The gist: A clinical trial with volunteer patients tested a treatment for postmenopausal women with HR-positive, HER-2–negative advanced breast cancer. The treatment combines the drugs everolimus and exemestane. The clinical trial compared it to exemestane alone. The combination did NOT appear to give longer overall survival rates than exemestane alone.

“The addition of everolimus to exemestane extended OS in postmenopausal women with HR-positive, HER-2–negative advanced breast cancer, but the difference was not statistically significant, according to results of the BOLERO-2 study.

“BOLERO-2 is a randomized phase 3, double blind, international trial.

“Prior results showed the addition of 10 mg daily everolimus (Afinitor, Novartis) — an inhibitor of mammalian target of rapamycin (mTOR) — to 25 mg daily exemestane significantly extended PFS compared with exemestane alone (7.8 months vs. 3.2 months; P<.001).

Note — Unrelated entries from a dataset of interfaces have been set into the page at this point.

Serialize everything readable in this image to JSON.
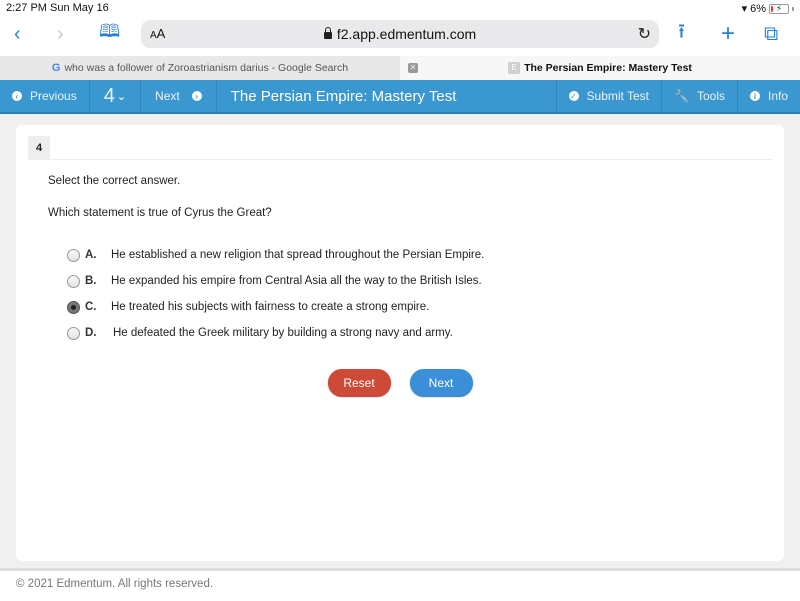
{
  "status": {
    "time": "2:27 PM",
    "date": "Sun May 16",
    "battery": "6%"
  },
  "browser": {
    "aa_label": "AA",
    "url": "f2.app.edmentum.com",
    "tabs": [
      {
        "title": "who was a follower of Zoroastrianism darius - Google Search",
        "icon": "G",
        "active": false
      },
      {
        "title": "The Persian Empire: Mastery Test",
        "icon": "E",
        "active": true
      }
    ]
  },
  "navbar": {
    "previous": "Previous",
    "question_number": "4",
    "next": "Next",
    "title": "The Persian Empire: Mastery Test",
    "submit": "Submit Test",
    "tools": "Tools",
    "info": "Info"
  },
  "question": {
    "number": "4",
    "instruction": "Select the correct answer.",
    "prompt": "Which statement is true of Cyrus the Great?",
    "options": [
      {
        "letter": "A.",
        "text": "He established a new religion that spread throughout the Persian Empire.",
        "selected": false
      },
      {
        "letter": "B.",
        "text": "He expanded his empire from Central Asia all the way to the British Isles.",
        "selected": false
      },
      {
        "letter": "C.",
        "text": "He treated his subjects with fairness to create a strong empire.",
        "selected": true
      },
      {
        "letter": "D.",
        "text": "He defeated the Greek military by building a strong navy and army.",
        "selected": false
      }
    ],
    "reset_label": "Reset",
    "next_label": "Next"
  },
  "footer": {
    "copyright": "© 2021 Edmentum. All rights reserved."
  },
  "colors": {
    "navbar": "#3a97d0",
    "reset": "#cd4b36",
    "next": "#3a8fd8",
    "ios_blue": "#2a7fd6"
  }
}
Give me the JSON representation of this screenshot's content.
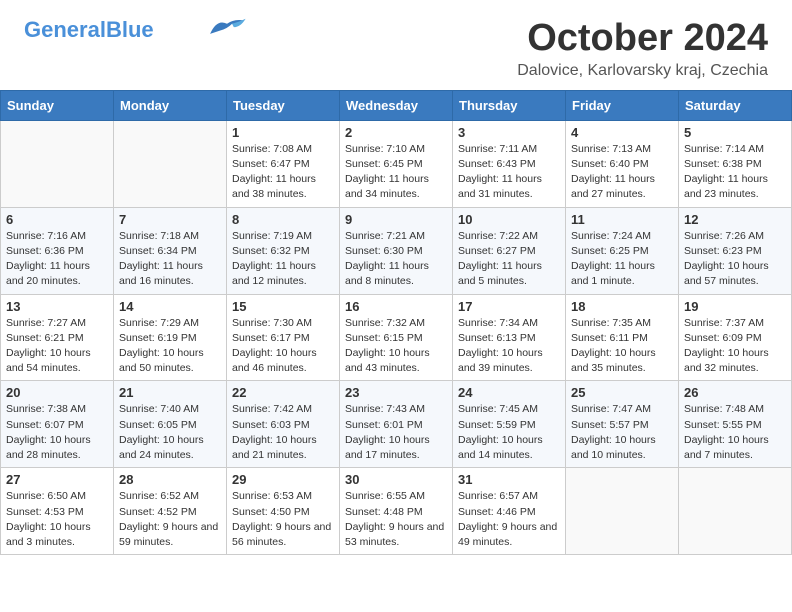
{
  "header": {
    "logo_line1": "General",
    "logo_line2": "Blue",
    "month": "October 2024",
    "location": "Dalovice, Karlovarsky kraj, Czechia"
  },
  "days_of_week": [
    "Sunday",
    "Monday",
    "Tuesday",
    "Wednesday",
    "Thursday",
    "Friday",
    "Saturday"
  ],
  "weeks": [
    [
      {
        "day": "",
        "info": ""
      },
      {
        "day": "",
        "info": ""
      },
      {
        "day": "1",
        "info": "Sunrise: 7:08 AM\nSunset: 6:47 PM\nDaylight: 11 hours and 38 minutes."
      },
      {
        "day": "2",
        "info": "Sunrise: 7:10 AM\nSunset: 6:45 PM\nDaylight: 11 hours and 34 minutes."
      },
      {
        "day": "3",
        "info": "Sunrise: 7:11 AM\nSunset: 6:43 PM\nDaylight: 11 hours and 31 minutes."
      },
      {
        "day": "4",
        "info": "Sunrise: 7:13 AM\nSunset: 6:40 PM\nDaylight: 11 hours and 27 minutes."
      },
      {
        "day": "5",
        "info": "Sunrise: 7:14 AM\nSunset: 6:38 PM\nDaylight: 11 hours and 23 minutes."
      }
    ],
    [
      {
        "day": "6",
        "info": "Sunrise: 7:16 AM\nSunset: 6:36 PM\nDaylight: 11 hours and 20 minutes."
      },
      {
        "day": "7",
        "info": "Sunrise: 7:18 AM\nSunset: 6:34 PM\nDaylight: 11 hours and 16 minutes."
      },
      {
        "day": "8",
        "info": "Sunrise: 7:19 AM\nSunset: 6:32 PM\nDaylight: 11 hours and 12 minutes."
      },
      {
        "day": "9",
        "info": "Sunrise: 7:21 AM\nSunset: 6:30 PM\nDaylight: 11 hours and 8 minutes."
      },
      {
        "day": "10",
        "info": "Sunrise: 7:22 AM\nSunset: 6:27 PM\nDaylight: 11 hours and 5 minutes."
      },
      {
        "day": "11",
        "info": "Sunrise: 7:24 AM\nSunset: 6:25 PM\nDaylight: 11 hours and 1 minute."
      },
      {
        "day": "12",
        "info": "Sunrise: 7:26 AM\nSunset: 6:23 PM\nDaylight: 10 hours and 57 minutes."
      }
    ],
    [
      {
        "day": "13",
        "info": "Sunrise: 7:27 AM\nSunset: 6:21 PM\nDaylight: 10 hours and 54 minutes."
      },
      {
        "day": "14",
        "info": "Sunrise: 7:29 AM\nSunset: 6:19 PM\nDaylight: 10 hours and 50 minutes."
      },
      {
        "day": "15",
        "info": "Sunrise: 7:30 AM\nSunset: 6:17 PM\nDaylight: 10 hours and 46 minutes."
      },
      {
        "day": "16",
        "info": "Sunrise: 7:32 AM\nSunset: 6:15 PM\nDaylight: 10 hours and 43 minutes."
      },
      {
        "day": "17",
        "info": "Sunrise: 7:34 AM\nSunset: 6:13 PM\nDaylight: 10 hours and 39 minutes."
      },
      {
        "day": "18",
        "info": "Sunrise: 7:35 AM\nSunset: 6:11 PM\nDaylight: 10 hours and 35 minutes."
      },
      {
        "day": "19",
        "info": "Sunrise: 7:37 AM\nSunset: 6:09 PM\nDaylight: 10 hours and 32 minutes."
      }
    ],
    [
      {
        "day": "20",
        "info": "Sunrise: 7:38 AM\nSunset: 6:07 PM\nDaylight: 10 hours and 28 minutes."
      },
      {
        "day": "21",
        "info": "Sunrise: 7:40 AM\nSunset: 6:05 PM\nDaylight: 10 hours and 24 minutes."
      },
      {
        "day": "22",
        "info": "Sunrise: 7:42 AM\nSunset: 6:03 PM\nDaylight: 10 hours and 21 minutes."
      },
      {
        "day": "23",
        "info": "Sunrise: 7:43 AM\nSunset: 6:01 PM\nDaylight: 10 hours and 17 minutes."
      },
      {
        "day": "24",
        "info": "Sunrise: 7:45 AM\nSunset: 5:59 PM\nDaylight: 10 hours and 14 minutes."
      },
      {
        "day": "25",
        "info": "Sunrise: 7:47 AM\nSunset: 5:57 PM\nDaylight: 10 hours and 10 minutes."
      },
      {
        "day": "26",
        "info": "Sunrise: 7:48 AM\nSunset: 5:55 PM\nDaylight: 10 hours and 7 minutes."
      }
    ],
    [
      {
        "day": "27",
        "info": "Sunrise: 6:50 AM\nSunset: 4:53 PM\nDaylight: 10 hours and 3 minutes."
      },
      {
        "day": "28",
        "info": "Sunrise: 6:52 AM\nSunset: 4:52 PM\nDaylight: 9 hours and 59 minutes."
      },
      {
        "day": "29",
        "info": "Sunrise: 6:53 AM\nSunset: 4:50 PM\nDaylight: 9 hours and 56 minutes."
      },
      {
        "day": "30",
        "info": "Sunrise: 6:55 AM\nSunset: 4:48 PM\nDaylight: 9 hours and 53 minutes."
      },
      {
        "day": "31",
        "info": "Sunrise: 6:57 AM\nSunset: 4:46 PM\nDaylight: 9 hours and 49 minutes."
      },
      {
        "day": "",
        "info": ""
      },
      {
        "day": "",
        "info": ""
      }
    ]
  ]
}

“In the current study, Martine Piccart, MD, PhD, professor of oncology at the Université Libre de Bruxelles in Belgium and director of medicine at Institut Jules Bordet, and colleagues presented OS outcomes as part of a prospectively planned secondary-endpoint analysis.

“Results showed patients assigned the combination demonstrated longer median OS (31 months vs. 26.6 months; HR=0.89; 95% CI, 0.73-1.1), but the difference was not statistically significant.

“ ‘Ongoing translational research should further refine the benefit of mTOR inhibition and related pathways in this treatment setting,’ Piccart and colleagues wrote.”

Everolimus Plus Exemestane Extended PFS in Invasive Lobular Carcinoma

The gist: This article discusses the results of a clinical trial—a research study with volunteer patients. The trial tested a new treatment for patients with advanced, HR-positive, HER-2-negative invasive lobular carcinoma. The new treatment combines the drugs everolimus and exemestane. The researchers found that it significantly prolonged the amount of time patients lived without their cancer worsening.

“The addition of everolimus to exemestane significantly prolonged PFS in a subset of patients with HR-positive, HER-2–negative advanced breast cancer who had invasive lobular carcinoma at baseline, according to a subanalysis of the BOLERO-2 trial presented at the Breast Cancer Symposium.

“Gabriel N. Hortobagyi, MD, FACP, professor of medicine in the department of breast medical oncology at The University of Texas MD Anderson Cancer Center, and colleagues evaluated data from 104 patients with invasive lobular carcinoma. The cohort included patients with predominantly peritoneal, gastrointestinal and ovarian metastases.

“Patients received exemestane (Aromasin, Pfizer) with everolimus (Afinitor, Novartis; n=64) or placebo (n=40).

“The median age of the patients was 63 years, and 47.1% had measurable disease. Thirty-six percent of patients had visceral metastases of the lung, liver, pleural and peritoneum; 10% had lung metastases; and 23% had liver metastases.”

Breast Cancer Drug Aromasin May Be Option for Some Premenopausal Women


“The drug exemestane worked slightly better than the drug tamoxifen at preventing a recurrence of breast cancer in certain premenopausal women, according to a new study.

“Almost 93 percent of women on exemestane (Aromasin) remained free of breast cancer after five years, compared to about 89 percent of the women on tamoxifen. That’s according to the study of nearly 4,700 women with breast cancer who all had their ovarian function suppressed.

“However, the researchers found no differences in overall survival between the two drugs.

“And both drugs came with significant side effects. For Aromasin, those side effects included osteoporosis, vaginal dryness and decreased sex drive, among others. For tamoxifen, side effects included blood clots, hot flashes and urinary incontinence, according to the study.”